Zander Lehmann, creator/executive producer of Hulu’s Casual, talks about how the idea for Season 3’s big reveal came about and the risks with it.
Hulu’s Casual is back with a bang in Season 3.
At the end of the first episode of the new season, Dawn (Frances Conroy) reveals that Valerie (Michaela Watkins) is not the biological daughter of Charles (Fred Melamed).
“It was something that we’d talked about from the first season,” says Casual creator Zander Lehmann. “It actually came about when we were casting Tommy [Dewey] and Michaela. We looked at them and thought, ‘God, there’s no way these two people could look like they’re related, but they’re the best people for the role. What do we do?’ And ultimately, we put it on the backburner for a couple of years.”
In Season 3, Valerie and Alex (Dewey) deal with the death of their father, whom they euthanized at the end of last season at his request (it’s a comedy, really!). It’s not until their father’s wake that Valerie and Alex learn that they are half-brother and half-sister.
“We did obviously make them look and feel like brother and sister, but we figured this was a nice moment to get into the thing we had talked about doing for two years, and it allowed us to explore a new side of our characters, which is what happens when you question the biggest bond between them and put them in jeopardy.”
Usually, TV seasons end with a cliffhanger like this one, but on Hulu’s Casual, they start with one.
“It kicked off the season in a nice way. This was our way of starting the season fresh with a new idea and a new thing to explore.”
Don’t Call It a Bottle Episode
In Episode 2, titled “Things To Do In Burbank When You’re Dead,” Valerie and Alex wander around Burbank with their father’s ashes in an episode that’s been described as an ode to director Richard Linklater and Before Sunrise/Before Sunset/Before Midnight. The episode focuses on only these two characters in a capsule-type of format. Just don’t call it a bottle episode.
“The bottle [episode] is generally done in one location, so I wouldn’t call it a bottle, but it is definitely a different episode. It was difficult to break that episode as a group of writers, and ultimately it was one of those things that wasn’t able to be outlined in our writers’ room because it’s so much of just these two characters talking about their perspectives on the world and relationship to each other. I went off and sort of wrote it without the writers’ room, and it’s my favorite episode I’ve written for the show.”

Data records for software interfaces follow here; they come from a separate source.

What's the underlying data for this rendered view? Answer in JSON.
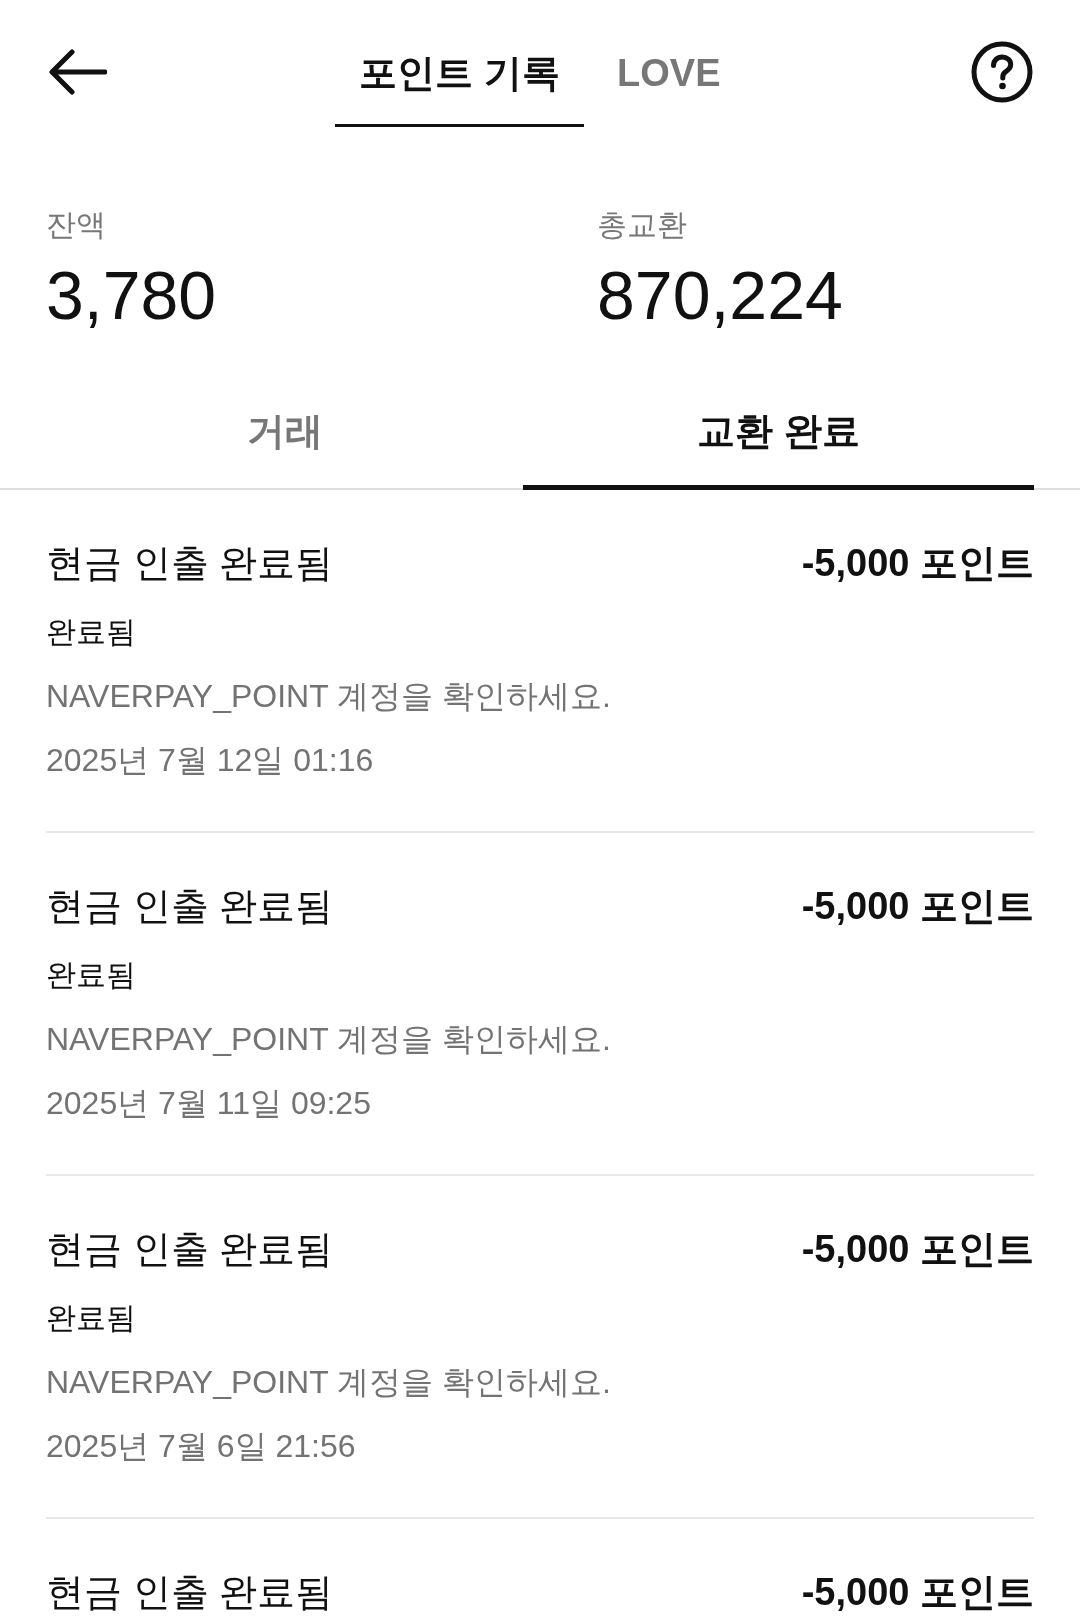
{
  "header": {
    "tabs": [
      {
        "label": "포인트 기록",
        "selected": true
      },
      {
        "label": "LOVE",
        "selected": false
      }
    ]
  },
  "summary": [
    {
      "label": "잔액",
      "value": "3,780"
    },
    {
      "label": "총교환",
      "value": "870,224"
    }
  ],
  "sub_tabs": [
    {
      "label": "거래",
      "selected": false
    },
    {
      "label": "교환 완료",
      "selected": true
    }
  ],
  "transactions": [
    {
      "title": "현금 인출 완료됨",
      "amount": "-5,000 포인트",
      "status": "완료됨",
      "note": "NAVERPAY_POINT 계정을 확인하세요.",
      "date": "2025년 7월 12일 01:16"
    },
    {
      "title": "현금 인출 완료됨",
      "amount": "-5,000 포인트",
      "status": "완료됨",
      "note": "NAVERPAY_POINT 계정을 확인하세요.",
      "date": "2025년 7월 11일 09:25"
    },
    {
      "title": "현금 인출 완료됨",
      "amount": "-5,000 포인트",
      "status": "완료됨",
      "note": "NAVERPAY_POINT 계정을 확인하세요.",
      "date": "2025년 7월 6일 21:56"
    },
    {
      "title": "현금 인출 완료됨",
      "amount": "-5,000 포인트"
    }
  ]
}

The episode also features a notable multi-talented Emmy-nominated TV actress, musician, writer, and personality.
“We got Carrie Brownstein to direct it, who’s fantastic. She understood what we were doing and got our references. Carrie Brownstein is the real deal, and she is a really good director. She directed Episode 3, too, which is so different than Episode 2.”

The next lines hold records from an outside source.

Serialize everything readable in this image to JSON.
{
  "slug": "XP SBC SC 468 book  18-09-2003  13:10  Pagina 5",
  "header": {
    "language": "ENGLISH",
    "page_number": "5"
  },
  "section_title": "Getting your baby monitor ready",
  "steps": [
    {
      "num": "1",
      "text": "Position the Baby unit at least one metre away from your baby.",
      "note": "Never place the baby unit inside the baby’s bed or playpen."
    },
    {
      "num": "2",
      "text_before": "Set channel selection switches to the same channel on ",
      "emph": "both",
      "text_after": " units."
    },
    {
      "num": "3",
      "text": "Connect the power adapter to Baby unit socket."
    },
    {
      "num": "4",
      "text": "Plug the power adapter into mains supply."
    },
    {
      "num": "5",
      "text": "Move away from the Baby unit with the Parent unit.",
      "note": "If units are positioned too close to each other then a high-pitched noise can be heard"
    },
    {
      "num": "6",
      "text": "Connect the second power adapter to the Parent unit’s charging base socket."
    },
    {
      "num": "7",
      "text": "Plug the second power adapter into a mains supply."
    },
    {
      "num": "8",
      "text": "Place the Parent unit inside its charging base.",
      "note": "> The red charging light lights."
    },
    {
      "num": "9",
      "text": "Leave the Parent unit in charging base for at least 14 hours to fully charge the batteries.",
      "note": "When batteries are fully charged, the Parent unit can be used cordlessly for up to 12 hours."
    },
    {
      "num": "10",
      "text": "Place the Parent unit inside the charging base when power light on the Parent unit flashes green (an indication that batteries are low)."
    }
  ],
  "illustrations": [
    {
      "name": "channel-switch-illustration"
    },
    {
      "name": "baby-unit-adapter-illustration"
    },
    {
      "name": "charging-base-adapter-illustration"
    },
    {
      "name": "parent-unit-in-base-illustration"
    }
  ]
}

Brownstein joins a long list of female directors on the show, including Lynn Shelton, Lake Bell, Amy York Rubin, and Gillian Robespierre.
“Nine of our 13 episodes are directed by women this year. Honestly, it’s a writing staff of mostly women, me and another guy and four or five women writers. It’s a female-heavy cast, with Michaela and Tara leading it, so there’s a lot of female influence.”
For Lehmann, finding the right director is important because it helps them find the right performance.
“Our scripts are pretty light and pretty spare. We’re looking for a director who can bring out the nuance in the words and talk to actors, and funny enough, that includes a lot of women, some of which are actors (Bell and Brownstein among them). The women we hire tend to understand the show more than anyone.”
More Risks in Season 3
While Lehmann admits that Casual has been around long enough to earn some freedom when it comes to hiring directors, the show itself, in real time, exists over the course of a year. Early on, a Season 1 character returns, revealing that only 7 months have passed since the 2015 Season 1 finale.
“It should feel a little surprising. It was sort of intentional, but also a function of the stories we tell. Each episode takes place over a day to a week, and we’re at 30 episodes now, that’s 30 weeks or a year, more or less, which fits in with our timeline.”
Season 1 showed the three leads exploring new love, while Season 2 had them seeking friendship. In Season 3, Alex, Laura, and Val are pursuing their passions.
“The first two seasons involved establishing how these characters live and their dynamic. By Season 3, now we know who these people are. We wanted to give them a drive and motivation.”
Not only is Lehmann adding motivations to his characters, but he’s also inspiring them in real life. Dewey and Watkins wrote Episode 8 of Season 3, something that was new for the series creator, to see his series actors become series writers.
“It was scary at first, because you don’t want them to come in and mess it up,” Lehmann laughs. “Thankfully, Michaela and Tommy both had their own shows they had created and written. They are professionals, and they know their characters as well, or better, than anyone. It became clear early on that they knew what they were doing. They had a point of view. They worked well together. It was a really positive experience.”
Casual is no longer the freshman-Hulu-kid-on-the-block and has proven its staying power. Like its characters, it’s spreading its wings in the third season.
“Season 3, you can take some of those risks.”
Hulu’s Casual airs new episodes on Tuesdays.